> EXERCISE:
Output all the records word for word. Drop the pictures.

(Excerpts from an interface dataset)
-*-
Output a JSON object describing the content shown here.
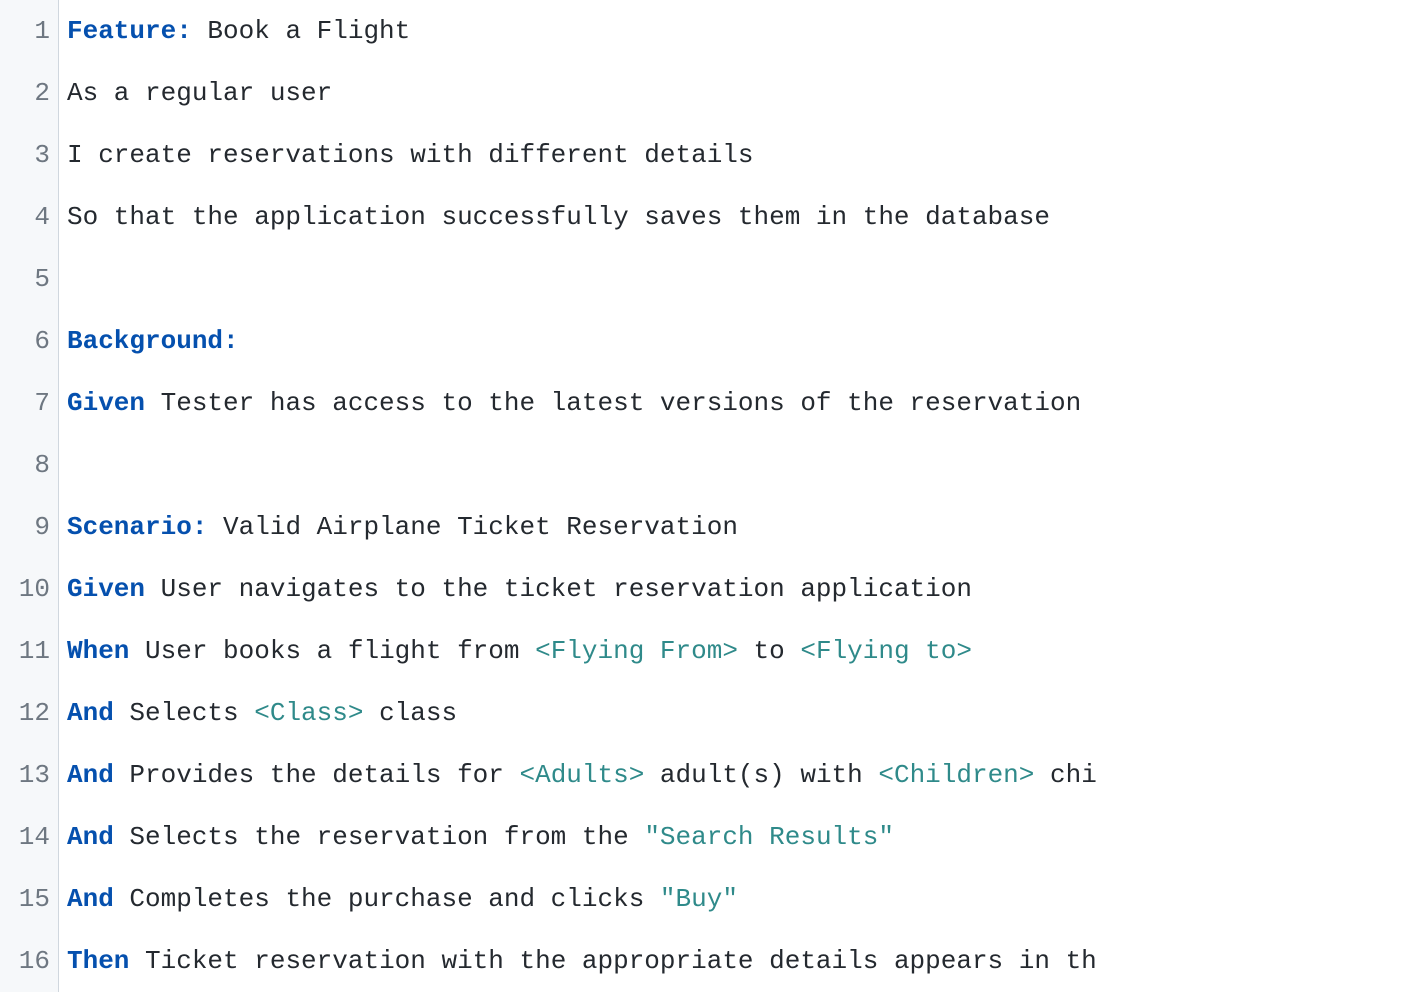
{
  "gherkin": {
    "lines": [
      {
        "n": 1,
        "segments": [
          {
            "type": "keyword",
            "text": "Feature:"
          },
          {
            "type": "plain",
            "text": " Book a Flight"
          }
        ]
      },
      {
        "n": 2,
        "segments": [
          {
            "type": "plain",
            "text": "As a regular user"
          }
        ]
      },
      {
        "n": 3,
        "segments": [
          {
            "type": "plain",
            "text": "I create reservations with different details"
          }
        ]
      },
      {
        "n": 4,
        "segments": [
          {
            "type": "plain",
            "text": "So that the application successfully saves them in the database"
          }
        ]
      },
      {
        "n": 5,
        "segments": []
      },
      {
        "n": 6,
        "segments": [
          {
            "type": "keyword",
            "text": "Background:"
          }
        ]
      },
      {
        "n": 7,
        "segments": [
          {
            "type": "keyword",
            "text": "Given"
          },
          {
            "type": "plain",
            "text": " Tester has access to the latest versions of the reservation"
          }
        ]
      },
      {
        "n": 8,
        "segments": []
      },
      {
        "n": 9,
        "segments": [
          {
            "type": "keyword",
            "text": "Scenario:"
          },
          {
            "type": "plain",
            "text": " Valid Airplane Ticket Reservation"
          }
        ]
      },
      {
        "n": 10,
        "segments": [
          {
            "type": "keyword",
            "text": "Given"
          },
          {
            "type": "plain",
            "text": " User navigates to the ticket reservation application"
          }
        ]
      },
      {
        "n": 11,
        "segments": [
          {
            "type": "keyword",
            "text": "When"
          },
          {
            "type": "plain",
            "text": " User books a flight from "
          },
          {
            "type": "param",
            "text": "<Flying From>"
          },
          {
            "type": "plain",
            "text": " to "
          },
          {
            "type": "param",
            "text": "<Flying to>"
          }
        ]
      },
      {
        "n": 12,
        "segments": [
          {
            "type": "keyword",
            "text": "And"
          },
          {
            "type": "plain",
            "text": " Selects "
          },
          {
            "type": "param",
            "text": "<Class>"
          },
          {
            "type": "plain",
            "text": " class"
          }
        ]
      },
      {
        "n": 13,
        "segments": [
          {
            "type": "keyword",
            "text": "And"
          },
          {
            "type": "plain",
            "text": " Provides the details for "
          },
          {
            "type": "param",
            "text": "<Adults>"
          },
          {
            "type": "plain",
            "text": " adult(s) with "
          },
          {
            "type": "param",
            "text": "<Children>"
          },
          {
            "type": "plain",
            "text": " chi"
          }
        ]
      },
      {
        "n": 14,
        "segments": [
          {
            "type": "keyword",
            "text": "And"
          },
          {
            "type": "plain",
            "text": " Selects the reservation from the "
          },
          {
            "type": "string",
            "text": "\"Search Results\""
          }
        ]
      },
      {
        "n": 15,
        "segments": [
          {
            "type": "keyword",
            "text": "And"
          },
          {
            "type": "plain",
            "text": " Completes the purchase and clicks "
          },
          {
            "type": "string",
            "text": "\"Buy\""
          }
        ]
      },
      {
        "n": 16,
        "segments": [
          {
            "type": "keyword",
            "text": "Then"
          },
          {
            "type": "plain",
            "text": " Ticket reservation with the appropriate details appears in th"
          }
        ]
      }
    ]
  }
}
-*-
> SOLUTION:
Output a JSON object describing the content shown here.
{
  "gherkin": {
    "lines": [
      {
        "n": 1,
        "segments": [
          {
            "type": "keyword",
            "text": "Feature:"
          },
          {
            "type": "plain",
            "text": " Book a Flight"
          }
        ]
      },
      {
        "n": 2,
        "segments": [
          {
            "type": "plain",
            "text": "As a regular user"
          }
        ]
      },
      {
        "n": 3,
        "segments": [
          {
            "type": "plain",
            "text": "I create reservations with different details"
          }
        ]
      },
      {
        "n": 4,
        "segments": [
          {
            "type": "plain",
            "text": "So that the application successfully saves them in the database"
          }
        ]
      },
      {
        "n": 5,
        "segments": []
      },
      {
        "n": 6,
        "segments": [
          {
            "type": "keyword",
            "text": "Background:"
          }
        ]
      },
      {
        "n": 7,
        "segments": [
          {
            "type": "keyword",
            "text": "Given"
          },
          {
            "type": "plain",
            "text": " Tester has access to the latest versions of the reservation"
          }
        ]
      },
      {
        "n": 8,
        "segments": []
      },
      {
        "n": 9,
        "segments": [
          {
            "type": "keyword",
            "text": "Scenario:"
          },
          {
            "type": "plain",
            "text": " Valid Airplane Ticket Reservation"
          }
        ]
      },
      {
        "n": 10,
        "segments": [
          {
            "type": "keyword",
            "text": "Given"
          },
          {
            "type": "plain",
            "text": " User navigates to the ticket reservation application"
          }
        ]
      },
      {
        "n": 11,
        "segments": [
          {
            "type": "keyword",
            "text": "When"
          },
          {
            "type": "plain",
            "text": " User books a flight from "
          },
          {
            "type": "param",
            "text": "<Flying From>"
          },
          {
            "type": "plain",
            "text": " to "
          },
          {
            "type": "param",
            "text": "<Flying to>"
          }
        ]
      },
      {
        "n": 12,
        "segments": [
          {
            "type": "keyword",
            "text": "And"
          },
          {
            "type": "plain",
            "text": " Selects "
          },
          {
            "type": "param",
            "text": "<Class>"
          },
          {
            "type": "plain",
            "text": " class"
          }
        ]
      },
      {
        "n": 13,
        "segments": [
          {
            "type": "keyword",
            "text": "And"
          },
          {
            "type": "plain",
            "text": " Provides the details for "
          },
          {
            "type": "param",
            "text": "<Adults>"
          },
          {
            "type": "plain",
            "text": " adult(s) with "
          },
          {
            "type": "param",
            "text": "<Children>"
          },
          {
            "type": "plain",
            "text": " chi"
          }
        ]
      },
      {
        "n": 14,
        "segments": [
          {
            "type": "keyword",
            "text": "And"
          },
          {
            "type": "plain",
            "text": " Selects the reservation from the "
          },
          {
            "type": "string",
            "text": "\"Search Results\""
          }
        ]
      },
      {
        "n": 15,
        "segments": [
          {
            "type": "keyword",
            "text": "And"
          },
          {
            "type": "plain",
            "text": " Completes the purchase and clicks "
          },
          {
            "type": "string",
            "text": "\"Buy\""
          }
        ]
      },
      {
        "n": 16,
        "segments": [
          {
            "type": "keyword",
            "text": "Then"
          },
          {
            "type": "plain",
            "text": " Ticket reservation with the appropriate details appears in th"
          }
        ]
      }
    ]
  }
}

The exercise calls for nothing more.